To answer these questions, we need to go back to the roots of ‘queer’ and understand its history for both violent homophobia and radical activism.
How did we get from there to queer?
The negative use of ‘queer’, specifically concerning male homosexuality, first reared its ugly head in 1894 when John Douglas, the 9th Marquess of Queensbury, wrote to his son Lord Alfred Douglas denouncing ‘Snob Queers’ after discovering rumours that his other son, Francis, was involved in a homosexual affair with Archibald Primrose. Little did John Douglas know, Lord Alfred Douglas was also involved in an affair with none other than Oscar Wilde. The subsequent famous court case uncovered John Douglas’s letter, helping to establish ‘queer’ as a derogatory term for homosexuality. ‘Queer’ became inextricably linked with abnormality and perversion and this pejorative usage stuck for decades.
The tide turned in the late 20th century with the AIDS crisis and the gay rights movement of the 80s and 90s. Millennials are hardly the first to reclaim ‘queer’ – in fact, the contemporary use of the word is the result of decades of activism and scholarship. The gay rights group Queer Nation was formed in 1990 in New York City from members of HIV/AIDS activist organisation ACT-UP. The use of the word ‘queer’ in the organisation’s name was incredibly shocking and allowed them to appropriate violent language as a way of disarming homophobic people. The group often used slurs in their slogans and chants, the most famous being: ‘We’re here! We’re queer! Get used to it!’
Throughout the late 80s and 90s ‘queer’ gained traction in cultural movements, such as DIY punk subculture ‘queercore’, which dealt explicitly with sexuality and prejudice in music, writing, art, film and zines. The 90s also brought about a boom in queer academic discourse and the establishment of ‘queer theory’ – a phrase first used by Italian author Teresa de Lauretis in 1990. Eventually the word entered the mainstream, helped greatly by prime-time TV shows such as Queer as Folk and Queer Eye for the Straight Guy. By the 2000s, ‘queer’ was considered by many to have been successfully reclaimed.
So what’s the verdict? Can I say ‘queer’?
The short answer is I don’t know. ‘Queer’ is an undoubtedly loaded word, but whether those connotations are positive or negative depend on so many things, from age, to geography, to personal experience.
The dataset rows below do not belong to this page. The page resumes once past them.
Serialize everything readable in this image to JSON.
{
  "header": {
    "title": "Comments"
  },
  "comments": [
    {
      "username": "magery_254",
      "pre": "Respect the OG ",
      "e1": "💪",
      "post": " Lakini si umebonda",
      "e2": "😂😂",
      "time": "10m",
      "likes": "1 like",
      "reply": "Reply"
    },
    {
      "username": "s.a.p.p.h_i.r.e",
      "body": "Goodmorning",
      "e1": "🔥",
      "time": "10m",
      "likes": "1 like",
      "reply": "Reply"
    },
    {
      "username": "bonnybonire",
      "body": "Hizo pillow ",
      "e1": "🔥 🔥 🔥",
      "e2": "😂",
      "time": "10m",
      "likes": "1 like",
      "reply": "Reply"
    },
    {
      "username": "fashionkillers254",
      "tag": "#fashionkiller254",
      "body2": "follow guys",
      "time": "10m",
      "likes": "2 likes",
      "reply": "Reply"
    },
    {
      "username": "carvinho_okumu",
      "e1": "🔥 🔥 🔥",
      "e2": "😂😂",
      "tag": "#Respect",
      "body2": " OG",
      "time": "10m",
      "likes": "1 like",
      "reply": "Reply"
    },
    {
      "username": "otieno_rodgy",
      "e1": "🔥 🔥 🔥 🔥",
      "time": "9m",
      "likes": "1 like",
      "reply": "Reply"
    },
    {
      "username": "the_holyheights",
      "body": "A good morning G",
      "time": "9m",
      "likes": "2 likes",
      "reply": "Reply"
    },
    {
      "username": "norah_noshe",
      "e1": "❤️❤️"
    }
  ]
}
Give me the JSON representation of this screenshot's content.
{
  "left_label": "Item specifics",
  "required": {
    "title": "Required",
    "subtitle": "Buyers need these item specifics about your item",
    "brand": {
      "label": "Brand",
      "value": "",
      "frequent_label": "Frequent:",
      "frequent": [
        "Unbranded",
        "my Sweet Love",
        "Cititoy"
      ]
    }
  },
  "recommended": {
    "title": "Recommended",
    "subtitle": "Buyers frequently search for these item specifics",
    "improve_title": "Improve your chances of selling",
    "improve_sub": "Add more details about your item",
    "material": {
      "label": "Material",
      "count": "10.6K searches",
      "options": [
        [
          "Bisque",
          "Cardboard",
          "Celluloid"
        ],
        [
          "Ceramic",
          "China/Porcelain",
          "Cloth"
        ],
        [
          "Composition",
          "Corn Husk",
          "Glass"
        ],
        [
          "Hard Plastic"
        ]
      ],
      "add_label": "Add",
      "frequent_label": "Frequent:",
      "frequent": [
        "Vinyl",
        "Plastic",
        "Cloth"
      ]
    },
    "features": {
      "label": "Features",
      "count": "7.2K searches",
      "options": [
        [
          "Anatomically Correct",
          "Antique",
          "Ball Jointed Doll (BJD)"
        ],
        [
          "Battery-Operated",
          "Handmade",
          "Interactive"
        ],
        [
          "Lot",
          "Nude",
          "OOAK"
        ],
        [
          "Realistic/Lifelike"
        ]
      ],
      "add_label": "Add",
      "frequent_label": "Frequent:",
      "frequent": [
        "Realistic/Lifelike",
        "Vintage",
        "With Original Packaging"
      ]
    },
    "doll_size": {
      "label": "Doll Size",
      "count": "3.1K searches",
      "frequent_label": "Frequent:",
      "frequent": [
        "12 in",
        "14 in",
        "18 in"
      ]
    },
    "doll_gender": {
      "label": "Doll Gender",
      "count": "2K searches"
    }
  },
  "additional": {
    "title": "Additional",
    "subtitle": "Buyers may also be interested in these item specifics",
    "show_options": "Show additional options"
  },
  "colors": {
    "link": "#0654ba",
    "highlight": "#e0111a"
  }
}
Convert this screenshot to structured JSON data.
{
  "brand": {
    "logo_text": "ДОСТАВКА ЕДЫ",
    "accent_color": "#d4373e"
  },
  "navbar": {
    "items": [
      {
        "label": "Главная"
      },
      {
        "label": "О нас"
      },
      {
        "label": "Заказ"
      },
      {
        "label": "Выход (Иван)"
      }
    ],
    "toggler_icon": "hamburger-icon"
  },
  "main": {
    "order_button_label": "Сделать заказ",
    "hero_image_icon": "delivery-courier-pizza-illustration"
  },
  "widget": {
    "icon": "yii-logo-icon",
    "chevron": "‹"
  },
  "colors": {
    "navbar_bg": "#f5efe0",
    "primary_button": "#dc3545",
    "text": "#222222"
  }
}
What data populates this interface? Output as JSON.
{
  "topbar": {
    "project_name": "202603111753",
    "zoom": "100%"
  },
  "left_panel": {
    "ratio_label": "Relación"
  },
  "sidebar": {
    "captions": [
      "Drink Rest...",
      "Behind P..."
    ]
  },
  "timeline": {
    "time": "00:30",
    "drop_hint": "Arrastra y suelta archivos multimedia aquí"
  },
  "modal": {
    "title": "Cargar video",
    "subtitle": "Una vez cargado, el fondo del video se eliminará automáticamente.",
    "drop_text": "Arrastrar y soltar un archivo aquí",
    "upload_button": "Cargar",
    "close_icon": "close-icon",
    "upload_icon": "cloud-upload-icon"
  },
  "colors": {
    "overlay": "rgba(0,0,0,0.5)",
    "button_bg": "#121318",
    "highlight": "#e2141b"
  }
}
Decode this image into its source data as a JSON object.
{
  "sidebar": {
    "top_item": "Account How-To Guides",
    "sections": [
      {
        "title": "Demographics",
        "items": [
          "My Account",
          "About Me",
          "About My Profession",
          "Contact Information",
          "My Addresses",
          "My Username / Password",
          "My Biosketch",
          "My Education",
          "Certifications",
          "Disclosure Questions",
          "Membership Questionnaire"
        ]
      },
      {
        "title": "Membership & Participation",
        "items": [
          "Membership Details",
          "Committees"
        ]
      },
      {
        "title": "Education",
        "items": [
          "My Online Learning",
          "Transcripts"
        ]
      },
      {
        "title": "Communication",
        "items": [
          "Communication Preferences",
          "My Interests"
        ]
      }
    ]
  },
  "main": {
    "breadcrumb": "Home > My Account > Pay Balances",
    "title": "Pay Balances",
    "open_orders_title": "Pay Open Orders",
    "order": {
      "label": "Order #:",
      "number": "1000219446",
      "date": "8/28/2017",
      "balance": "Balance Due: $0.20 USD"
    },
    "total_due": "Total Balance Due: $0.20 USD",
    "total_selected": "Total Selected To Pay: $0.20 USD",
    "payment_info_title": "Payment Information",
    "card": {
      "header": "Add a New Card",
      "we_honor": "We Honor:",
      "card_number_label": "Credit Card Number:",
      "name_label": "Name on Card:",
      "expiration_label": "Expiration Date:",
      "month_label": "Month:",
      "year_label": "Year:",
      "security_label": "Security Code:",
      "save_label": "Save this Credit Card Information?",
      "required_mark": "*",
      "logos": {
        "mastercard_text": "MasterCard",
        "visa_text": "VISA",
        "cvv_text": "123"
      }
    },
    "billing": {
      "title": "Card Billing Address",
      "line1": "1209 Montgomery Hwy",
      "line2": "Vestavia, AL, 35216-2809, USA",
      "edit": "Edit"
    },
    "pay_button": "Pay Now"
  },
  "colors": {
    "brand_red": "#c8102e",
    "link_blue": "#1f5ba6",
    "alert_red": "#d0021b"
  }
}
To me ‘queer’ is about movement – politically, in terms of the queer rights movement, and personally, as an acknowledgement of the fluidity of gender and sexual identity. The key here, though, is ‘to me’; a twenty-something with no experience of the AIDS crisis, the gay rights movement of the 80s, or even of ‘queer’ used as a schoolyard taunt. Mine is not a universal experience and I don’t want to dismiss the trauma of others. ‘Queer’ is liberating for some, but definitely not for all, and in that sense it fails in the very inclusivity it strives to achieve.
Language is always evolving; meanings shift, words fall in and out of common usage; like identity, it is not a stagnant thing. Maybe one day ‘queer’ will drop all its negative baggage and be fully reclaimed, or maybe it will fall completely out of use. In the meantime, we can only struggle to express our fluctuating identities with our fluctuating words.
The very debates that arise from this struggle are vital for gaining a better understanding of ourselves and our communities. These conversations allow us to develop a community vernacular that includes rather than alienates, empowers rather than demeans, and that unifies rather than divides. After all, language is power, whether we reclaim or reinvent it, and what truly matters is that we’re taking that power into our own hands.